The data set is the best thing about this chart. The riches that lay beneath! Many questions can be addressed, including:
- Which Presidential candidates are getting the most face time?
- Are candidates seen equally often across the stations?
- Are there differences between network and cable stations in terms of total face time? In terms of individual face time?
- Are there Democratic/Republican leanings by station? by type of station?
The intrepid can even build a regression out of it.
The bubble chart contains answers to all those questions but nothing jumps out. Okay, it's easy to see the station that gives each candidate the most face time. Anything else requires moderate to a lot of effort. Here's the junkart version.
- Candidates are grouped together by party
- Candidates within each party are arranged in order of decreasing maximum face time
- Stations are arranged by increasing total face time, this order happens to retain the network vs cable divide
- A heat map construct is used instead of bubbles: the legend is missing but there are four hues for each color: darkest = top 10%; medium = 10th - 50th percentile; light = bottom 50th percentile excepting zeroes; white = no face time.
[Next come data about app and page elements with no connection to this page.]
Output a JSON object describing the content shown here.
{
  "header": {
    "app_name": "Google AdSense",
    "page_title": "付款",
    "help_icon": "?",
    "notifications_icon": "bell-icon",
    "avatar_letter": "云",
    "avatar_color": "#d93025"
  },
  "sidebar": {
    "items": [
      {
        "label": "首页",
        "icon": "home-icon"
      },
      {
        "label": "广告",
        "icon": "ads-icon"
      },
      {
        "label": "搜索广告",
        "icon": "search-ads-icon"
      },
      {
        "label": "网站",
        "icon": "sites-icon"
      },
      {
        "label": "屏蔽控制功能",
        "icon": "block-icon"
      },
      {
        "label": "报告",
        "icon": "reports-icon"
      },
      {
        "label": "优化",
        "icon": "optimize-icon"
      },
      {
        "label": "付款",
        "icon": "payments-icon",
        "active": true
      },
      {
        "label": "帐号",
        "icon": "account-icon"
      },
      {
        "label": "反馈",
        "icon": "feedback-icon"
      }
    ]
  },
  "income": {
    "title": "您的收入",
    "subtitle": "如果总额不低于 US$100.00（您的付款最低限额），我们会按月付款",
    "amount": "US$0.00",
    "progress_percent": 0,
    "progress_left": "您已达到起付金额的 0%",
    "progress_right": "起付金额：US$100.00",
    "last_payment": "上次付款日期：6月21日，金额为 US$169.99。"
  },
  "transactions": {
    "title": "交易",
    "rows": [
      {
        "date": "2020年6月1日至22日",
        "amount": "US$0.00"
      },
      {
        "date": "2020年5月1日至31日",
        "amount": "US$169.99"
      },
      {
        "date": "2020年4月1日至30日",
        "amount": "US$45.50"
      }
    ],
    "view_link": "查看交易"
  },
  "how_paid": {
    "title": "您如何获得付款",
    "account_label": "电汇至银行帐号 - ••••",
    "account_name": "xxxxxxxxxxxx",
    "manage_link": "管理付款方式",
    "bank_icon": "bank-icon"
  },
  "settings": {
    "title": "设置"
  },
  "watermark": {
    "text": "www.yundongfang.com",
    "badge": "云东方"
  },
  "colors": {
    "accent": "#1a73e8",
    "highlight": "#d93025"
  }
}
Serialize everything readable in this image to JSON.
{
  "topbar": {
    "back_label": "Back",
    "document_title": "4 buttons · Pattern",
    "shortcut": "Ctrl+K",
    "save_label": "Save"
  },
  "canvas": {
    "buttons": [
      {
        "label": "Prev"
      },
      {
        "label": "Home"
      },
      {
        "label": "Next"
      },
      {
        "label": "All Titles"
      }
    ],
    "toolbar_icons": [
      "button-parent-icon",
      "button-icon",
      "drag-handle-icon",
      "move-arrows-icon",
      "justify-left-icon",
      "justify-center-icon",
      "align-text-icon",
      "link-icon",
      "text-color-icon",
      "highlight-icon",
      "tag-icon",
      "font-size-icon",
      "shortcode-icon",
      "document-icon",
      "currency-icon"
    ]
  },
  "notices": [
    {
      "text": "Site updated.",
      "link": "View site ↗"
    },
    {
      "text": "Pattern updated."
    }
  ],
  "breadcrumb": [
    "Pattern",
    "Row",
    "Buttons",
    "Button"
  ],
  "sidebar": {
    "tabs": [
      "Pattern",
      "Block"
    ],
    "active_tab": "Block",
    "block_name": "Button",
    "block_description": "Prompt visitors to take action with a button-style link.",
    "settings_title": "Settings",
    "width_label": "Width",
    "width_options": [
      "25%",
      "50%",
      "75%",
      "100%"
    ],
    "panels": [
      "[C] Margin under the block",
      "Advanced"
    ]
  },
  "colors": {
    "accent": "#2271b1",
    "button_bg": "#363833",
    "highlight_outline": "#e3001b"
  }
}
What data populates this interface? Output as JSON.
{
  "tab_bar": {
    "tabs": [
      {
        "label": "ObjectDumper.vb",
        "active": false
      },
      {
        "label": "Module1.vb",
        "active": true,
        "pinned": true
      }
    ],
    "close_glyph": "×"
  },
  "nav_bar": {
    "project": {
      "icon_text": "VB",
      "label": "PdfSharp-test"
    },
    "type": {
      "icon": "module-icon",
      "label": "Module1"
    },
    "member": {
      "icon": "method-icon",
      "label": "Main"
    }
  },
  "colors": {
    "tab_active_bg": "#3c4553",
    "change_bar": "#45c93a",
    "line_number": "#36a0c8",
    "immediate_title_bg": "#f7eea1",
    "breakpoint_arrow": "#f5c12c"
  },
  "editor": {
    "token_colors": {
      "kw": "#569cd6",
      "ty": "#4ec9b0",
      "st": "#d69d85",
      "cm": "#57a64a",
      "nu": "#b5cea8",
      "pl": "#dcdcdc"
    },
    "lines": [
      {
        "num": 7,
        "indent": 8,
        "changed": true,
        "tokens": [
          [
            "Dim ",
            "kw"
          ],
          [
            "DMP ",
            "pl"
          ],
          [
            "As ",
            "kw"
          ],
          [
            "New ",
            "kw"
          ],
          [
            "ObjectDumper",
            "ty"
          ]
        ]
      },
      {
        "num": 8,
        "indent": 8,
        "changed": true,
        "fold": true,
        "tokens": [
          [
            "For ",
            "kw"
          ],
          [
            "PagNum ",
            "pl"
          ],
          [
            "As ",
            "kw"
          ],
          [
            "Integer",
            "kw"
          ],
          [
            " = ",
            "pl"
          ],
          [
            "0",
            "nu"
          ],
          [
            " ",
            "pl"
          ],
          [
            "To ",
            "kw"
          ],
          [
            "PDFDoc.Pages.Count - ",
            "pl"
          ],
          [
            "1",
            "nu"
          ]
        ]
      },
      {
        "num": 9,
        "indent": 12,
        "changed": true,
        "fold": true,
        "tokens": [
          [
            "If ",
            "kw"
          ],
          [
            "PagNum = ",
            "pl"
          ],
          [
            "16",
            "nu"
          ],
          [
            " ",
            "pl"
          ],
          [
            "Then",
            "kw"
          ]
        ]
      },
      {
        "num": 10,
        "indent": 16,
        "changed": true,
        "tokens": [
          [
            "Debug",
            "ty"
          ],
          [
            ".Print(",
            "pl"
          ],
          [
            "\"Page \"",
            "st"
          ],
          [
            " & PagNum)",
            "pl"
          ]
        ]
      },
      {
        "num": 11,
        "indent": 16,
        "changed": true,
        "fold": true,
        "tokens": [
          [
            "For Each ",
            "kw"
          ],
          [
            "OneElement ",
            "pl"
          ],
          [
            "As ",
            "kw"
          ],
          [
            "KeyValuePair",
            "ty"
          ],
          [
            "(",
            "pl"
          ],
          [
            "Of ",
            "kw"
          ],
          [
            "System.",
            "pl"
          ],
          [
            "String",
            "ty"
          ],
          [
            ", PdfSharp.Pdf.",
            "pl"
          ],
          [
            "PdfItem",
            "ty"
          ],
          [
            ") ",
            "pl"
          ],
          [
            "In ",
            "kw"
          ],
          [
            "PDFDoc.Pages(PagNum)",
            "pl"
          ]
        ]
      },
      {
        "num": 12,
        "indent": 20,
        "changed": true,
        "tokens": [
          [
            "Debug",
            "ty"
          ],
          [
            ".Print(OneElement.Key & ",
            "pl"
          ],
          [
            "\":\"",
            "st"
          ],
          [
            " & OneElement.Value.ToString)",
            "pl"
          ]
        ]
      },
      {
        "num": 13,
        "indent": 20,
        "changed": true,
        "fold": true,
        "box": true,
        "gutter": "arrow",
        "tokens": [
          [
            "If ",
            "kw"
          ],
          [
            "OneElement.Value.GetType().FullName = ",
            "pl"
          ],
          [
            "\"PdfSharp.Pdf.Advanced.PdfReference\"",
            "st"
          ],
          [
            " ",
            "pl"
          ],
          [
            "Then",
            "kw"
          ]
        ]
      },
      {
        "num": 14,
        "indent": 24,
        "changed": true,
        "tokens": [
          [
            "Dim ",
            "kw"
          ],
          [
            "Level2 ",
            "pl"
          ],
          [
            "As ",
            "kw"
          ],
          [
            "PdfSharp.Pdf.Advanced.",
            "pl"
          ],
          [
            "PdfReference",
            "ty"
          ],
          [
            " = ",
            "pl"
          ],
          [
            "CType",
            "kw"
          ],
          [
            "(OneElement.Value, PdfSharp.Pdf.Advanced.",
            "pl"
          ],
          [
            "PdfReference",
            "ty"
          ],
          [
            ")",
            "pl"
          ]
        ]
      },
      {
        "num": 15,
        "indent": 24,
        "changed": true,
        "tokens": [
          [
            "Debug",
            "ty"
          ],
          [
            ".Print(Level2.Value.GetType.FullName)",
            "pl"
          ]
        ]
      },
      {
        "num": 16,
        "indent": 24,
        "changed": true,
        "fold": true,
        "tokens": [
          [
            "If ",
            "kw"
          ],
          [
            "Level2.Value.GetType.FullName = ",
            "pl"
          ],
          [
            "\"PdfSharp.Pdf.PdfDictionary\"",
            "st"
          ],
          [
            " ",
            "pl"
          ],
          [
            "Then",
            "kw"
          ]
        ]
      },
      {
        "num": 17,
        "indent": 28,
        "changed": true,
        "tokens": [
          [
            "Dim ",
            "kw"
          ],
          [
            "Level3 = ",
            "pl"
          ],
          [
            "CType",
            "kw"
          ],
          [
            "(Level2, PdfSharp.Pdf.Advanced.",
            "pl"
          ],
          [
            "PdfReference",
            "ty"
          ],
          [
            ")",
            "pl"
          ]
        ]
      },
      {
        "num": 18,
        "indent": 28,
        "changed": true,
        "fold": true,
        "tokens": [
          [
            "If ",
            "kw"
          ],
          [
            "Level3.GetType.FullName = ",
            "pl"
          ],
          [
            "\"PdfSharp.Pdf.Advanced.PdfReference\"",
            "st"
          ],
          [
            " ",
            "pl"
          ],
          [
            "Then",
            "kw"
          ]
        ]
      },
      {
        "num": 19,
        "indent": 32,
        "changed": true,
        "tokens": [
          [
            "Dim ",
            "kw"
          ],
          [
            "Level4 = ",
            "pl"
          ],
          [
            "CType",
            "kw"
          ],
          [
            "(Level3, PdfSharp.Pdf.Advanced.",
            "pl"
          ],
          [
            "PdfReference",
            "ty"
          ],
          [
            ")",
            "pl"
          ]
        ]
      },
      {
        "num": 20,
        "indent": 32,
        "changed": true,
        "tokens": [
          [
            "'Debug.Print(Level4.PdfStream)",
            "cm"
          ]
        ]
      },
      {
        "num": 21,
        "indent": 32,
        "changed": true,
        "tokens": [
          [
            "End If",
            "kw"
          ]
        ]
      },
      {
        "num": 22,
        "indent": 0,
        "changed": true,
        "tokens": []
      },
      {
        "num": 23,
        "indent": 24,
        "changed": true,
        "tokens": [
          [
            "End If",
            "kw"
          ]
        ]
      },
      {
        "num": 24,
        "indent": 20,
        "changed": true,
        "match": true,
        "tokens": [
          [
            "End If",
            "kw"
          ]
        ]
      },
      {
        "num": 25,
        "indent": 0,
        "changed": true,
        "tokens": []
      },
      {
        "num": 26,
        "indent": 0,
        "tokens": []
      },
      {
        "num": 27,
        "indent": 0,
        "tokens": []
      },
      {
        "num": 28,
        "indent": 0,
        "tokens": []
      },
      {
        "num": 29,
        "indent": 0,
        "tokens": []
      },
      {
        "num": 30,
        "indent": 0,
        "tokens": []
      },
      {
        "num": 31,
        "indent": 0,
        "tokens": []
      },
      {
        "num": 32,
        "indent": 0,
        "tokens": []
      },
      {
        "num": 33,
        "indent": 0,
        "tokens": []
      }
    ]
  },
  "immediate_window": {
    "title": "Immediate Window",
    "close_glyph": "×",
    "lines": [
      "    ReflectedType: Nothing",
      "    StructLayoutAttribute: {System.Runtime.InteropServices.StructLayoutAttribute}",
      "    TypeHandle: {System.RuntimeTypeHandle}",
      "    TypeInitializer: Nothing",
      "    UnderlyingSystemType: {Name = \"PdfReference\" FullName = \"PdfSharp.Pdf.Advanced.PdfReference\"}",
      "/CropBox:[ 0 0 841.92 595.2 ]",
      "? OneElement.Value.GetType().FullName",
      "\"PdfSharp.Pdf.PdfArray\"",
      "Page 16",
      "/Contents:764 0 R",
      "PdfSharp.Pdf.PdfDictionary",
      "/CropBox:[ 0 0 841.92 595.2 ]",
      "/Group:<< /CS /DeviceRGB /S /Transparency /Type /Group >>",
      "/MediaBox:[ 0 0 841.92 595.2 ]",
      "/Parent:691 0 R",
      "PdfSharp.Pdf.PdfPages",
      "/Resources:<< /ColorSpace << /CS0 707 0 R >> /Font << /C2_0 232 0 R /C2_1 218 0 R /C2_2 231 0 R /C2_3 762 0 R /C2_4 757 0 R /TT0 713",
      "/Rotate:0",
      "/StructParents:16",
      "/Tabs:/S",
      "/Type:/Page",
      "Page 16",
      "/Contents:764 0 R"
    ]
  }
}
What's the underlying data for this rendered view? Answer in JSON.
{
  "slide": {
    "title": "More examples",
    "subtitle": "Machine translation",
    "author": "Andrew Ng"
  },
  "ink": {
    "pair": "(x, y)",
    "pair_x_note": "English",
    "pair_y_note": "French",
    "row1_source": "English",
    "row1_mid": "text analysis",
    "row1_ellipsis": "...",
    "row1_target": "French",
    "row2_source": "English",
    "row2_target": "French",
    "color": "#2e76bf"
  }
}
In raw numbers, 90th percentile = 81 minutes, 50th percentile = 19 minutes.
- The only data shown are the totals by candidate and totals by station.
- On the right margin are little bar charts that show the distribution of network/cable for each candidate.
- On the bottom margin are little column charts showing the distribution of party affiliation by station.
A few observations follow:
- Cable stations gave much more face time to the candidates in general. Fox, no surprise, gives Republicans 85% of its time while all the others were roughly equal.
- The more mainstream the candidate, the balanced was the time spent on networks versus cable. John McCain (R), Hillary Clinton (D) and John Edwards (D) had the highest proportion of network time.
- More time is not necessarily good since McCain was the clear winner but his campaign is struggling
Source: "Tracking Face Time", New York Times, August 1, 2007.